The third objective is to maximize the effectiveness of the lifting of banking secrecy in the fight against corruption, an offense whose definition was broadened by Law No. 175 of May 8, 2020, to include illicit enrichment.
These objectives can be achieved through several levers, provided that the text is properly voted on. Article 7 in its new wording would be particularly decisive, since it would oblige banks to provide information requested by several bodies in the context of proceedings under Law No. 44 of Nov. 24, 2015, on the fight against money laundering and terrorist financing.
Previously reserved for the Special Investigation Commission, this mission would now also be open to the National Commission for the Fight against Corruption, the Banking Control Commission of Lebanon, the National Deposits Guarantee Institution, the Banque du Liban as well as the tax authorities, “in order to manage the revenues” of the country.
The new Article 3 would also suspend any withdrawal of money from numbered accounts (accounts that protect the identities of their holders) or safe deposit boxes (rented by banks) until the end of the six-month period immediately following the application of the law. Until then, Article 3 would allow certain measures and standards to transform all these accounts into “normal” — and therefore nominated— accounts, with a view to applying the law’s conditions to both types of account.
The amendment of Article 105 of the Code of Criminal Procedure would also open up the possibility for the judicial authorities to obtain information from the banks about their clients.
Finally, the amendment to Article 150 of the Code of Money and Credit would, among other things, prevent BDL from invoking bank secrecy in order to refrain from fulfilling its obligations or to transmit all or part of the information that would be requested of it in the context of an audit of its accounts, as it did in 2020, and then in 2021, in the face of the Alvarez & Marsal firm, which was responsible for a forensic accounting audit commissioned by the authorities.

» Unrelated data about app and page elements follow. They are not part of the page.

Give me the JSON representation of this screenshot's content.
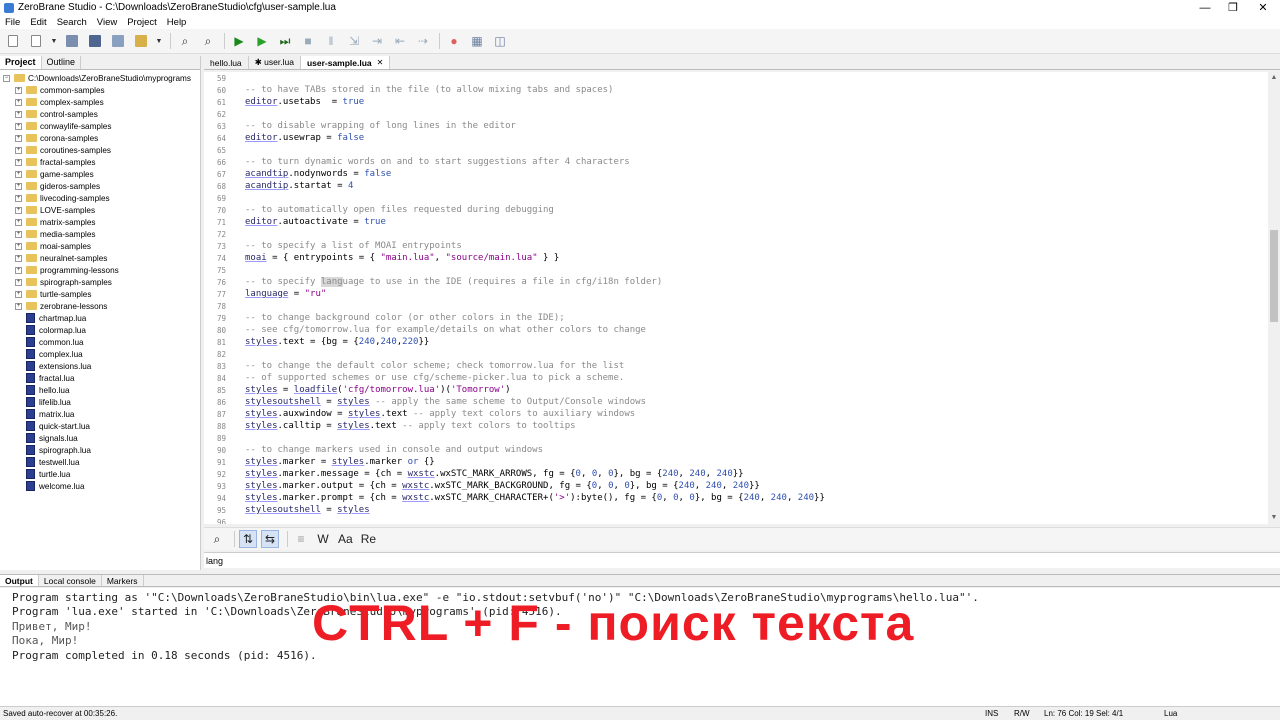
{
  "window": {
    "title": "ZeroBrane Studio - C:\\Downloads\\ZeroBraneStudio\\cfg\\user-sample.lua",
    "controls": [
      "—",
      "❐",
      "✕"
    ]
  },
  "menu": [
    "File",
    "Edit",
    "Search",
    "View",
    "Project",
    "Help"
  ],
  "toolbar": {
    "icons": [
      "new-file-icon",
      "open-file-icon",
      "dropdown-icon",
      "save-icon",
      "save-all-icon",
      "project-dir-icon",
      "project-dropdown-icon",
      "find-icon",
      "replace-icon",
      "start-debug-icon",
      "run-icon",
      "run-now-icon",
      "stop-icon",
      "break-icon",
      "step-into-icon",
      "step-over-icon",
      "step-out-icon",
      "run-to-cursor-icon",
      "toggle-breakpoint-icon",
      "stack-window-icon",
      "watch-window-icon"
    ]
  },
  "left_pane": {
    "tabs": [
      "Project",
      "Outline"
    ],
    "root": "C:\\Downloads\\ZeroBraneStudio\\myprograms",
    "folders": [
      "common-samples",
      "complex-samples",
      "control-samples",
      "conwaylife-samples",
      "corona-samples",
      "coroutines-samples",
      "fractal-samples",
      "game-samples",
      "gideros-samples",
      "livecoding-samples",
      "LOVE-samples",
      "matrix-samples",
      "media-samples",
      "moai-samples",
      "neuralnet-samples",
      "programming-lessons",
      "spirograph-samples",
      "turtle-samples",
      "zerobrane-lessons"
    ],
    "files": [
      "chartmap.lua",
      "colormap.lua",
      "common.lua",
      "complex.lua",
      "extensions.lua",
      "fractal.lua",
      "hello.lua",
      "lifelib.lua",
      "matrix.lua",
      "quick-start.lua",
      "signals.lua",
      "spirograph.lua",
      "testwell.lua",
      "turtle.lua",
      "welcome.lua"
    ]
  },
  "editor": {
    "tabs": [
      {
        "label": "hello.lua"
      },
      {
        "label": "✱ user.lua"
      },
      {
        "label": "user-sample.lua",
        "close": "✕"
      }
    ],
    "lines": [
      {
        "n": "59",
        "html": ""
      },
      {
        "n": "60",
        "html": "<span class='cm'>-- to have TABs stored in the file (to allow mixing tabs and spaces)</span>"
      },
      {
        "n": "61",
        "html": "<span class='idf'>editor</span>.usetabs  = <span class='kw'>true</span>"
      },
      {
        "n": "62",
        "html": ""
      },
      {
        "n": "63",
        "html": "<span class='cm'>-- to disable wrapping of long lines in the editor</span>"
      },
      {
        "n": "64",
        "html": "<span class='idf'>editor</span>.usewrap = <span class='kw'>false</span>"
      },
      {
        "n": "65",
        "html": ""
      },
      {
        "n": "66",
        "html": "<span class='cm'>-- to turn dynamic words on and to start suggestions after 4 characters</span>"
      },
      {
        "n": "67",
        "html": "<span class='idf'>acandtip</span>.nodynwords = <span class='kw'>false</span>"
      },
      {
        "n": "68",
        "html": "<span class='idf'>acandtip</span>.startat = <span class='num'>4</span>"
      },
      {
        "n": "69",
        "html": ""
      },
      {
        "n": "70",
        "html": "<span class='cm'>-- to automatically open files requested during debugging</span>"
      },
      {
        "n": "71",
        "html": "<span class='idf'>editor</span>.autoactivate = <span class='kw'>true</span>"
      },
      {
        "n": "72",
        "html": ""
      },
      {
        "n": "73",
        "html": "<span class='cm'>-- to specify a list of MOAI entrypoints</span>"
      },
      {
        "n": "74",
        "html": "<span class='idf'>moai</span> = { entrypoints = { <span class='str'>\"main.lua\"</span>, <span class='str'>\"source/main.lua\"</span> } }"
      },
      {
        "n": "75",
        "html": ""
      },
      {
        "n": "76",
        "html": "<span class='cm'>-- to specify <span class='hl'>lang</span>uage to use in the IDE (requires a file in cfg/i18n folder)</span>"
      },
      {
        "n": "77",
        "html": "<span class='idf'>language</span> = <span class='str'>\"ru\"</span>"
      },
      {
        "n": "78",
        "html": ""
      },
      {
        "n": "79",
        "html": "<span class='cm'>-- to change background color (or other colors in the IDE);</span>"
      },
      {
        "n": "80",
        "html": "<span class='cm'>-- see cfg/tomorrow.lua for example/details on what other colors to change</span>"
      },
      {
        "n": "81",
        "html": "<span class='idf'>styles</span>.text = {bg = {<span class='num'>240</span>,<span class='num'>240</span>,<span class='num'>220</span>}}"
      },
      {
        "n": "82",
        "html": ""
      },
      {
        "n": "83",
        "html": "<span class='cm'>-- to change the default color scheme; check tomorrow.lua for the list</span>"
      },
      {
        "n": "84",
        "html": "<span class='cm'>-- of supported schemes or use cfg/scheme-picker.lua to pick a scheme.</span>"
      },
      {
        "n": "85",
        "html": "<span class='idf'>styles</span> = <span class='idf'>loadfile</span>(<span class='str'>'cfg/tomorrow.lua'</span>)(<span class='str'>'Tomorrow'</span>)"
      },
      {
        "n": "86",
        "html": "<span class='idf'>stylesoutshell</span> = <span class='idf'>styles</span> <span class='cm'>-- apply the same scheme to Output/Console windows</span>"
      },
      {
        "n": "87",
        "html": "<span class='idf'>styles</span>.auxwindow = <span class='idf'>styles</span>.text <span class='cm'>-- apply text colors to auxiliary windows</span>"
      },
      {
        "n": "88",
        "html": "<span class='idf'>styles</span>.calltip = <span class='idf'>styles</span>.text <span class='cm'>-- apply text colors to tooltips</span>"
      },
      {
        "n": "89",
        "html": ""
      },
      {
        "n": "90",
        "html": "<span class='cm'>-- to change markers used in console and output windows</span>"
      },
      {
        "n": "91",
        "html": "<span class='idf'>styles</span>.marker = <span class='idf'>styles</span>.marker <span class='kw'>or</span> {}"
      },
      {
        "n": "92",
        "html": "<span class='idf'>styles</span>.marker.message = {ch = <span class='idf'>wxstc</span>.wxSTC_MARK_ARROWS, fg = {<span class='num'>0</span>, <span class='num'>0</span>, <span class='num'>0</span>}, bg = {<span class='num'>240</span>, <span class='num'>240</span>, <span class='num'>240</span>}}"
      },
      {
        "n": "93",
        "html": "<span class='idf'>styles</span>.marker.output = {ch = <span class='idf'>wxstc</span>.wxSTC_MARK_BACKGROUND, fg = {<span class='num'>0</span>, <span class='num'>0</span>, <span class='num'>0</span>}, bg = {<span class='num'>240</span>, <span class='num'>240</span>, <span class='num'>240</span>}}"
      },
      {
        "n": "94",
        "html": "<span class='idf'>styles</span>.marker.prompt = {ch = <span class='idf'>wxstc</span>.wxSTC_MARK_CHARACTER+(<span class='str'>'>'</span>):byte(), fg = {<span class='num'>0</span>, <span class='num'>0</span>, <span class='num'>0</span>}, bg = {<span class='num'>240</span>, <span class='num'>240</span>, <span class='num'>240</span>}}"
      },
      {
        "n": "95",
        "html": "<span class='idf'>stylesoutshell</span> = <span class='idf'>styles</span>"
      },
      {
        "n": "96",
        "html": ""
      }
    ]
  },
  "findbar": {
    "buttons": [
      "find-icon",
      "in-selection-icon",
      "wrap-around-icon",
      "context-icon",
      "W",
      "Aa",
      "Re"
    ],
    "value": "lang"
  },
  "output": {
    "tabs": [
      "Output",
      "Local console",
      "Markers"
    ],
    "lines": [
      "Program starting as '\"C:\\Downloads\\ZeroBraneStudio\\bin\\lua.exe\" -e \"io.stdout:setvbuf('no')\" \"C:\\Downloads\\ZeroBraneStudio\\myprograms\\hello.lua\"'.",
      "Program 'lua.exe' started in 'C:\\Downloads\\ZeroBraneStudio\\myprograms' (pid: 4516).",
      "Привет, Мир!",
      "Пока, Мир!",
      "Program completed in 0.18 seconds (pid: 4516)."
    ],
    "overlay": "CTRL + F - поиск текста"
  },
  "status": {
    "message": "Saved auto-recover at 00:35:26.",
    "ins": "INS",
    "rw": "R/W",
    "position": "Ln: 76 Col: 19 Sel: 4/1",
    "language": "Lua"
  }
}
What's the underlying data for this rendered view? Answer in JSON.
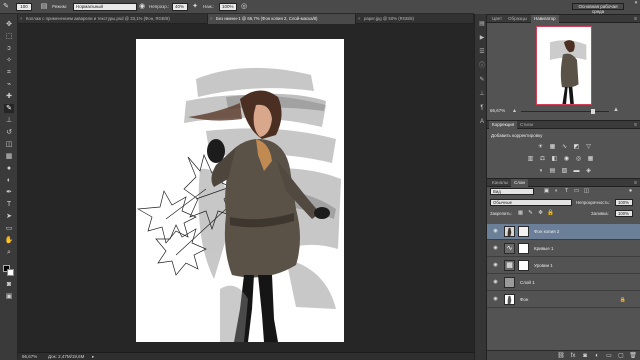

Risks and ‘oversight’
Finally, the president of ALDIC pointed out two risks and an “oversight” in the bill that was attached to the government’s meeting minutes.
The first risk concerns the new wording of Article 23-1 of the 1956 law, which gives the director general of revenue within the Finance Ministry the possibility of determining the terms and conditions of application of the law.
“This prerogative is decisive in determining how the law will be implemented, the latitude it will give to the various institutions authorized to obtain information previously protected by banking secrecy and the degree of protection of depositors against possible abuses,” Daher said.
He recommended that the cabinet set these procedures, after gauging the opinion of the State Shura Council.
The second risk is related to the failure of Lebanese institutions in general.
“The possibility that the lifting of bank secrecy could be used as an instrument of blackmail is more than real without safeguards,” he said.
To mitigate this, he suggests that the bill should directly refer to the “good practices” enshrined in the Egmont Group, a forum for operational exchange between “financial intelligence units” around the world, which Lebanon joined in 2003 (via the Special Investigation Commission), or the Global Forum on Transparency and Exchange of Information for Tax Purposes of the Organization for Economic Cooperation and Development.
Daher concluded by noting that the bill drafters seem to have “forgotten” to delete paragraph 2 of Article 103 of the Income Tax Act, which prohibits the tax authorities from accessing bank accounts.
“This is an error that will need to be rectified to avoid confusion,” he said.
This article was originally published in French in L'Orient-Le Jour. Translation by Sahar Ghoussoub.